I've been trying to write this blog post for a year and a half.
This is what happens when you want to summarize your baby in a blog post. This is what happens when she defies summarization (as does any human, but she's sure proof of that truth).
Madeline woke up Saturday morning with a mind on fire. I love the way children do that. Certain naps, certain sleeps, seem to have perfectly prepared the brain to explode into activity. And Saturday morning she awoke (between Chris and I, as she has many, many days of her life) and spoke lucidly, as if she'd been awake for hours: "Mom. Mom. Why did God make mosquitos?"
Now all God-fearing Southerners (and I hear it's also true of a good number of Minnesotans) ask themselves this question regularly, and particularly at the onset of the warm months. It is a rite of passage, and it's a question that is particularly relevant in the early morning. You lie there, a little warmer than you would like, a little too lazy to toss the blanket off, suddenly realizing that you got bit the night before as you sat on the porch appreciating that winter was gone. And now you're too warm and too itchy and you're wondering why God allowed any of this to happen.
Well, it was sin, clearly. Sin came into the world and with it: mosquitos. The evil little demon embodiments of sin and brokenness. So as I lay there, gathering my thoughts to explain this questionable theology to my six year old, she answered her own question. In the quiet she said this: "I think it was because we need to have pain, sometimes. Sometimes, we need to feel pain."
I wish I could tell you that I immediately got to the bottom of this; that I pursued her thinking and found the roots. But I was tired and bleary eyed, and instead I just tried not to cry. Because it's certainly no worse theology than mine, and it rings more true.
When I tell you what happened next, you'll think I'm stringing together stories into one memory, trying to make a saint of this child. Trust me that it's not true, and she's no saint. But the next thing she asked me for was the birthdate of the homeless man who regularly attends our church. She wanted to be sure we remembered Carl's birthday, as she thought it unlikely that others would.
"...unless you change and become like little children..."
But I said she's no saint, and it's true. While she does, at times, remind us that the kingdom of God belongs to such as these, she can also be an unmitigated disaster. Her pout is vicious. She often feels that her strong feelings merit her exemption from any activity that doesn't suit her. I can't imagine where that one comes from. Messes aren't clear to her; cleaning doesn't come naturally. (This stands out among those of us who lack certain lucky Lareau genes, so I try to give her tutoring on the side). She can become deeply angry at perceived slights - including a lack of a smiley face on a worksheet, or even an "x" next to an incorrect answer. She is quick to yell and quick to cry and hell hath no fury like Madeline scorned.

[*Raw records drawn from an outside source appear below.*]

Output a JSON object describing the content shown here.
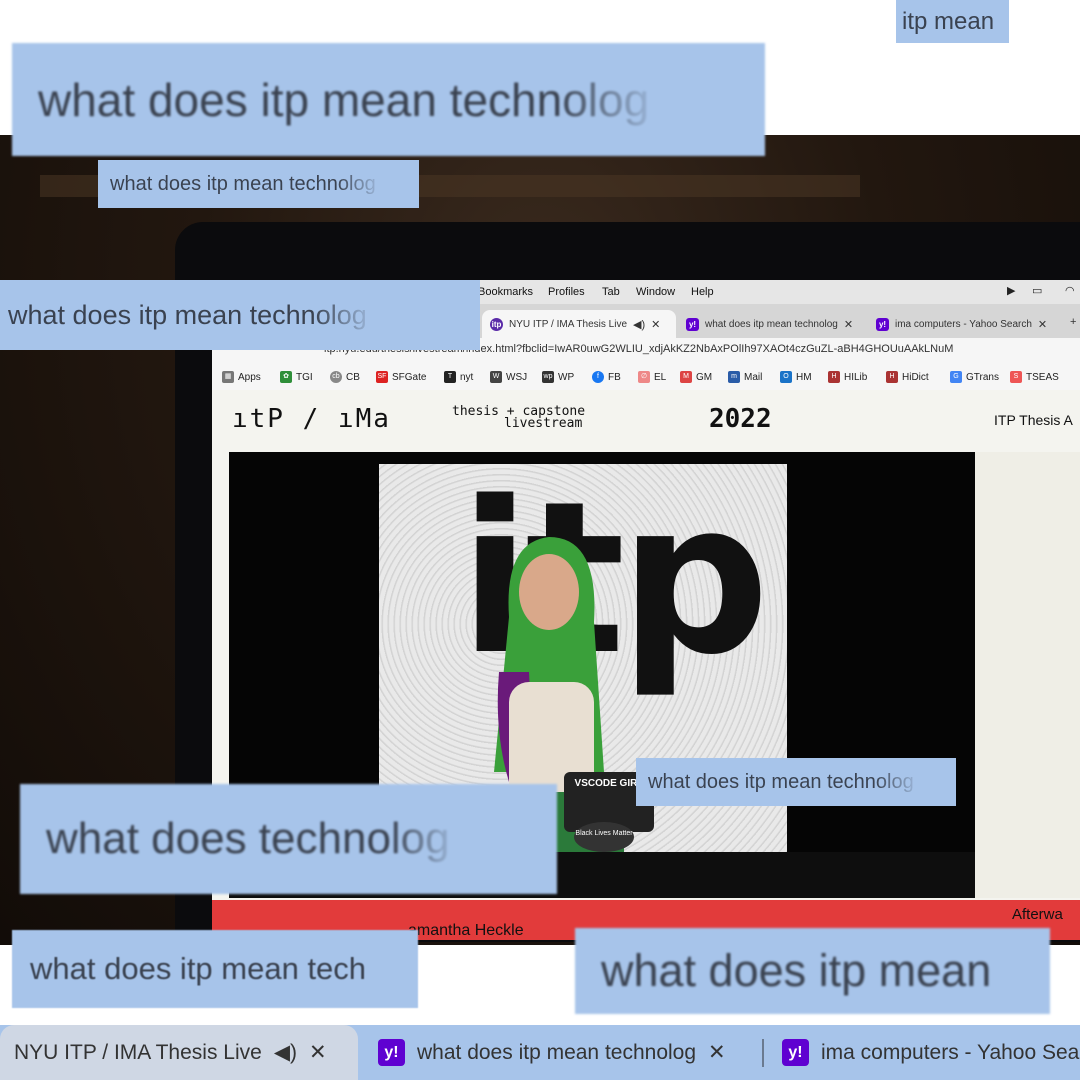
{
  "menubar": {
    "items": [
      "Bookmarks",
      "Profiles",
      "Tab",
      "Window",
      "Help"
    ]
  },
  "tabs": [
    {
      "title": "NYU ITP / IMA Thesis Live",
      "icon": "itp-favicon"
    },
    {
      "title": "what does itp mean technolog",
      "icon": "yahoo-favicon"
    },
    {
      "title": "ima computers - Yahoo Search",
      "icon": "yahoo-favicon"
    }
  ],
  "url": "itp.nyu.edu/thesis/livestream/index.html?fbclid=IwAR0uwG2WLIU_xdjAkKZ2NbAxPOlIh97XAOt4czGuZL-aBH4GHOUuAAkLNuM",
  "bookmarks": [
    "Apps",
    "TGI",
    "CB",
    "SFGate",
    "nyt",
    "WSJ",
    "WP",
    "FB",
    "EL",
    "GM",
    "Mail",
    "HM",
    "HILib",
    "HiDict",
    "GTrans",
    "TSEAS"
  ],
  "page": {
    "logo": "ıtP / ıMa",
    "sub_line1": "thesis + capstone",
    "sub_line2": "livestream",
    "year": "2022",
    "side_title": "ITP Thesis A",
    "presenter": "amantha Heckle",
    "after": "Afterwa",
    "backdrop_text": "itp"
  },
  "stickers": [
    "VSCODE GIRL",
    "Black Lives Matter"
  ],
  "search_strips": [
    "itp mean",
    "what does itp mean technolog",
    "what does itp mean technolog",
    "what does itp mean technolog",
    "what does itp mean technolog",
    "what does technolog",
    "what does itp mean tech",
    "what does itp mean"
  ],
  "bottom_tabs": [
    {
      "title": "NYU ITP / IMA Thesis Live",
      "icon": "itp-favicon"
    },
    {
      "title": "what does itp mean technolog",
      "icon": "yahoo-favicon"
    },
    {
      "title": "ima computers - Yahoo Sea",
      "icon": "yahoo-favicon"
    }
  ],
  "colors": {
    "strip": "#a7c4ea",
    "strip_text": "#3a4250",
    "yahoo": "#5f01d1",
    "caption_bar": "#e23b3b"
  }
}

But oh, the flip side. She is the one who asks me how my meeting went and she is truly sorry if any of us is sick. She cries if her sister cries. She looks for her daddy at 5:30 in the morning and her disappointment is deep when she realizes he's left for an early game of soccer. She loves each of us like we're the only one in the world. And I know exactly where she got that.
Thank you, dear God, for letting us have this girl. Keep her safe - from herself, from our mistakes, and from the things that will break her heart. Keep her strong, so that she can be the amazing conduit of your love that you built her to be.